### Task input
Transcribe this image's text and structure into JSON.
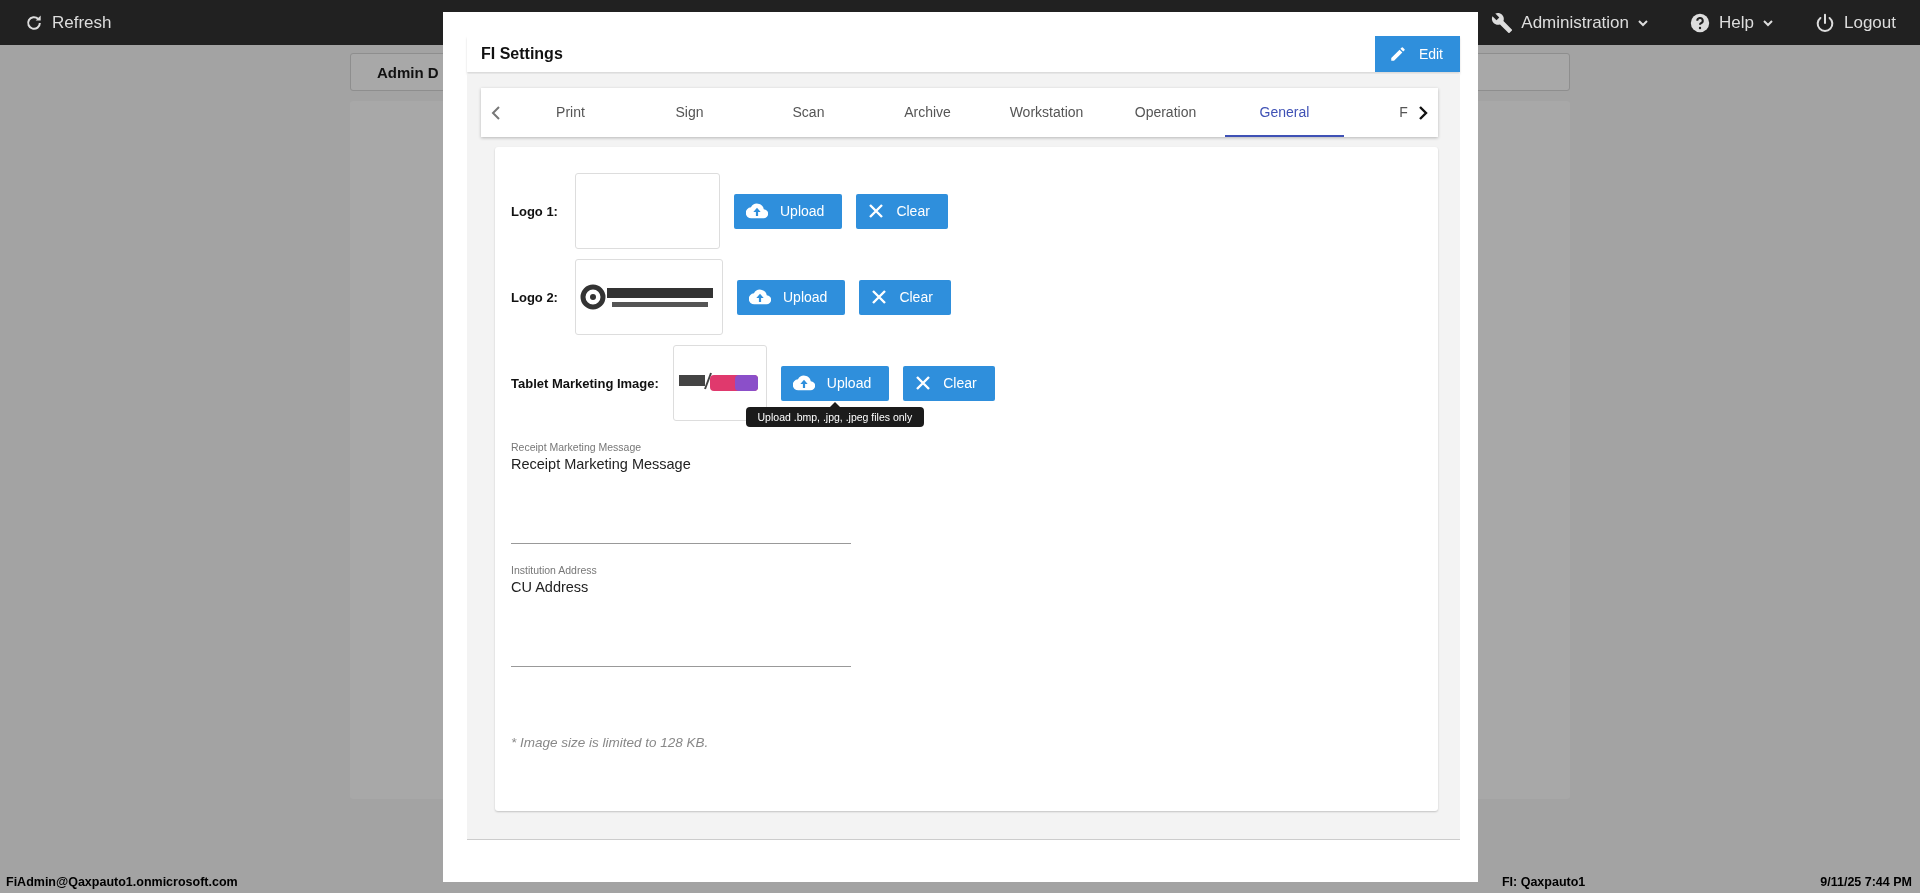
{
  "top_bar": {
    "refresh": "Refresh",
    "menus": [
      {
        "label": "Administration",
        "dropdown": true
      },
      {
        "label": "Help",
        "dropdown": true
      },
      {
        "label": "Logout",
        "dropdown": false
      }
    ]
  },
  "background_card": {
    "title": "Admin D"
  },
  "dialog": {
    "title": "FI Settings",
    "edit_button": "Edit",
    "tabs": [
      {
        "label": "Print",
        "selected": false
      },
      {
        "label": "Sign",
        "selected": false
      },
      {
        "label": "Scan",
        "selected": false
      },
      {
        "label": "Archive",
        "selected": false
      },
      {
        "label": "Workstation",
        "selected": false
      },
      {
        "label": "Operation",
        "selected": false
      },
      {
        "label": "General",
        "selected": true
      },
      {
        "label": "F",
        "selected": false
      }
    ],
    "image_rows": [
      {
        "label": "Logo 1:",
        "image": {
          "kind": "empty"
        },
        "upload": "Upload",
        "clear": "Clear"
      },
      {
        "label": "Logo 2:",
        "upload": "Upload",
        "clear": "Clear"
      },
      {
        "label": "Tablet Marketing Image:",
        "upload": "Upload",
        "clear": "Clear",
        "tooltip": "Upload .bmp, .jpg, .jpeg files only"
      }
    ],
    "text_fields": [
      {
        "label": "Receipt Marketing Message",
        "value": "Receipt Marketing Message"
      },
      {
        "label": "Institution Address",
        "value": "CU Address"
      }
    ],
    "note": "* Image size is limited to 128 KB."
  },
  "status_bar": {
    "user": "FiAdmin@Qaxpauto1.onmicrosoft.com",
    "fi": "FI: Qaxpauto1",
    "datetime": "9/11/25 7:44 PM"
  }
}
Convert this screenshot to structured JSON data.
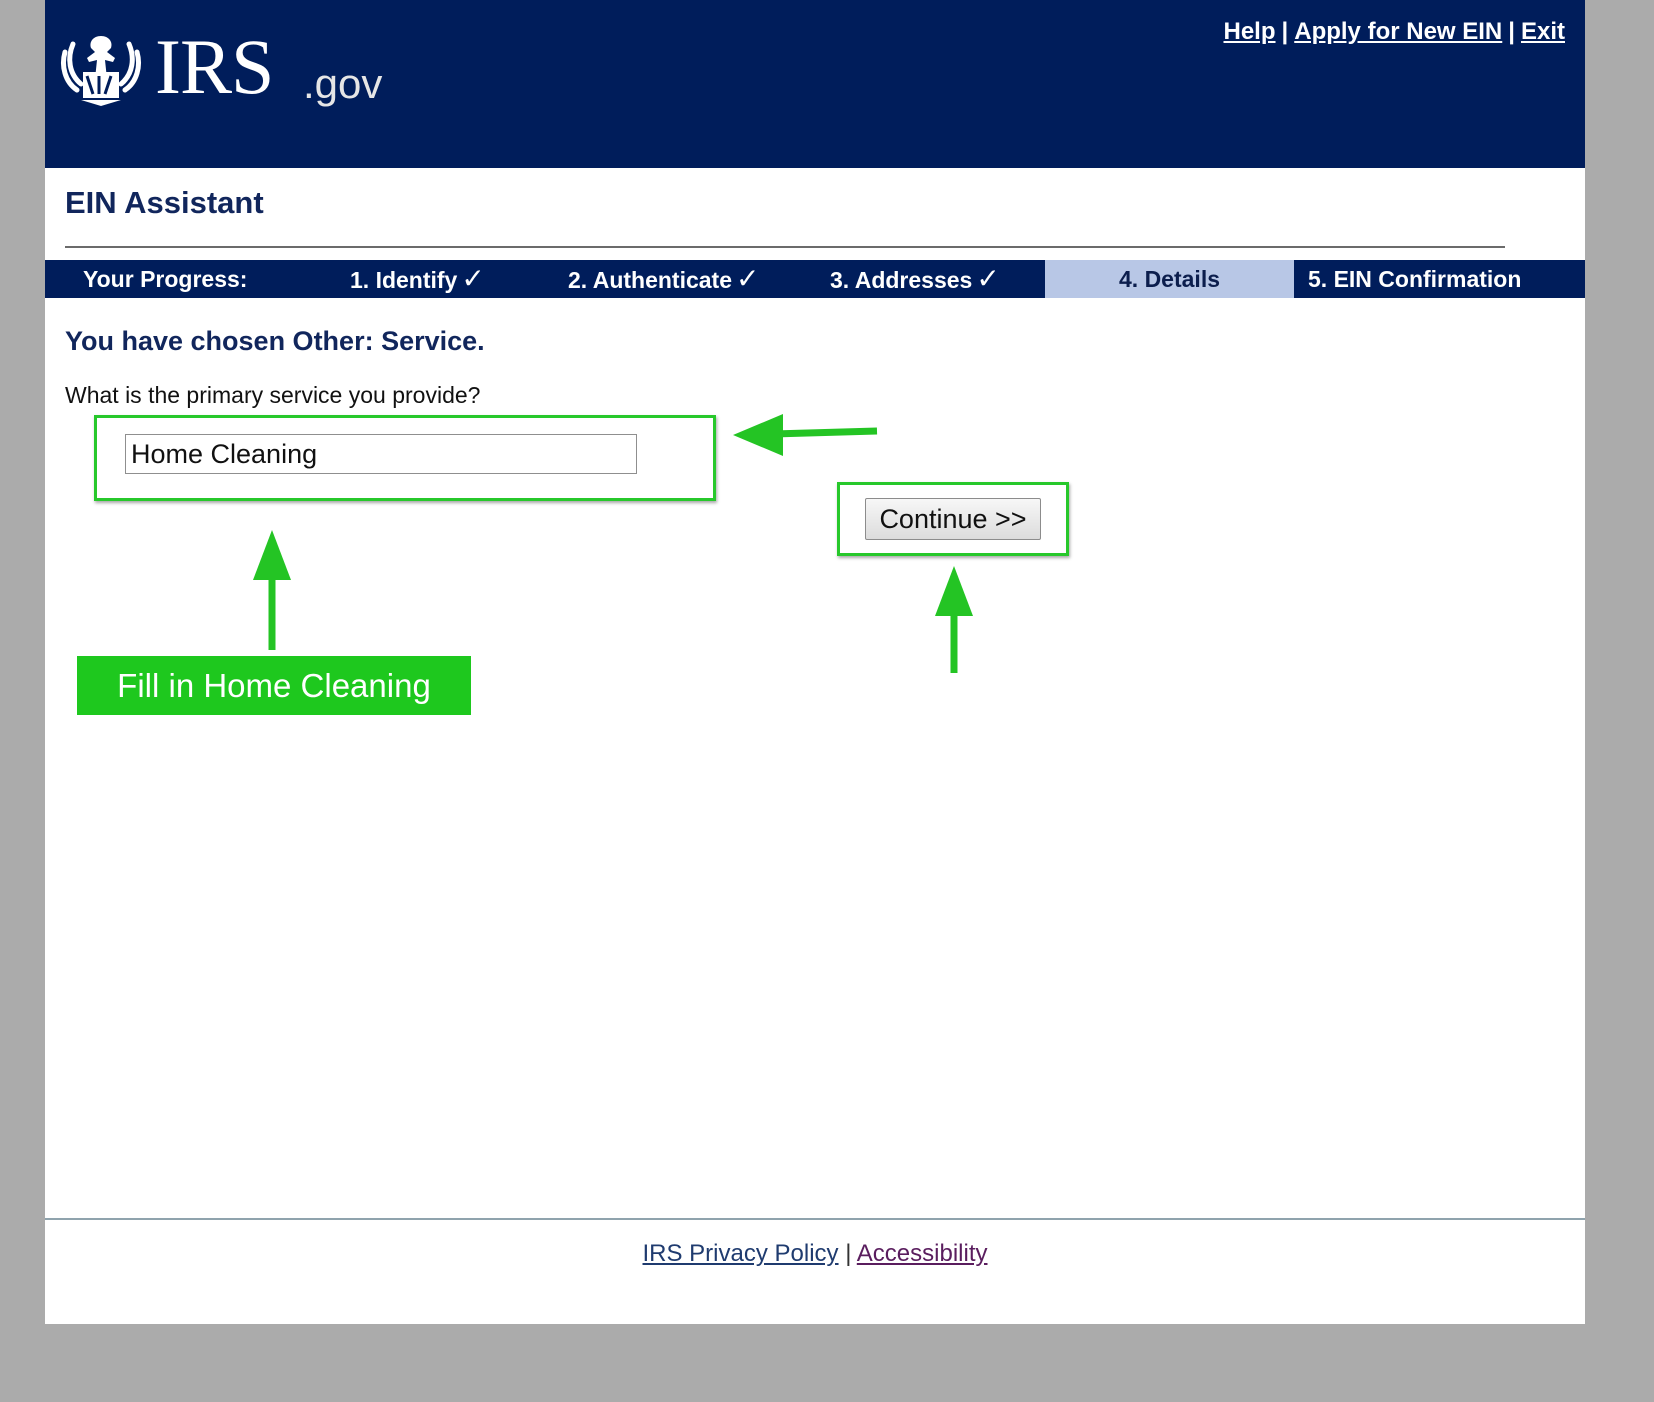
{
  "header": {
    "logo_text": "IRS",
    "logo_suffix": ".gov",
    "links": {
      "help": "Help",
      "apply": "Apply for New EIN",
      "exit": "Exit",
      "separator": "|"
    }
  },
  "app_title": "EIN Assistant",
  "progress": {
    "label": "Your Progress:",
    "steps": [
      {
        "label": "1. Identify",
        "status": "complete"
      },
      {
        "label": "2. Authenticate",
        "status": "complete"
      },
      {
        "label": "3. Addresses",
        "status": "complete"
      },
      {
        "label": "4. Details",
        "status": "current"
      },
      {
        "label": "5. EIN Confirmation",
        "status": "pending"
      }
    ],
    "check_glyph": "✓"
  },
  "form": {
    "heading": "You have chosen Other: Service.",
    "question": "What is the primary service you provide?",
    "service_value": "Home Cleaning",
    "continue_label": "Continue >>"
  },
  "annotation": {
    "callout_text": "Fill in Home Cleaning",
    "highlight_color": "#27c82b"
  },
  "footer": {
    "privacy": "IRS Privacy Policy",
    "separator": "|",
    "accessibility": "Accessibility"
  },
  "colors": {
    "header_bg": "#001d5b",
    "active_step_bg": "#b8c7e6",
    "page_bg": "#ababab"
  }
}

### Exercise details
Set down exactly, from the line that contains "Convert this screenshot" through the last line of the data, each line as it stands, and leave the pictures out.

### Exercise response
Convert this screenshot to structured JSON data.
{
  "header": {
    "logo_text": "IRS",
    "logo_suffix": ".gov",
    "links": {
      "help": "Help",
      "apply": "Apply for New EIN",
      "exit": "Exit",
      "separator": "|"
    }
  },
  "app_title": "EIN Assistant",
  "progress": {
    "label": "Your Progress:",
    "steps": [
      {
        "label": "1. Identify",
        "status": "complete"
      },
      {
        "label": "2. Authenticate",
        "status": "complete"
      },
      {
        "label": "3. Addresses",
        "status": "complete"
      },
      {
        "label": "4. Details",
        "status": "current"
      },
      {
        "label": "5. EIN Confirmation",
        "status": "pending"
      }
    ],
    "check_glyph": "✓"
  },
  "form": {
    "heading": "You have chosen Other: Service.",
    "question": "What is the primary service you provide?",
    "service_value": "Home Cleaning",
    "continue_label": "Continue >>"
  },
  "annotation": {
    "callout_text": "Fill in Home Cleaning",
    "highlight_color": "#27c82b"
  },
  "footer": {
    "privacy": "IRS Privacy Policy",
    "separator": "|",
    "accessibility": "Accessibility"
  },
  "colors": {
    "header_bg": "#001d5b",
    "active_step_bg": "#b8c7e6",
    "page_bg": "#ababab"
  }
}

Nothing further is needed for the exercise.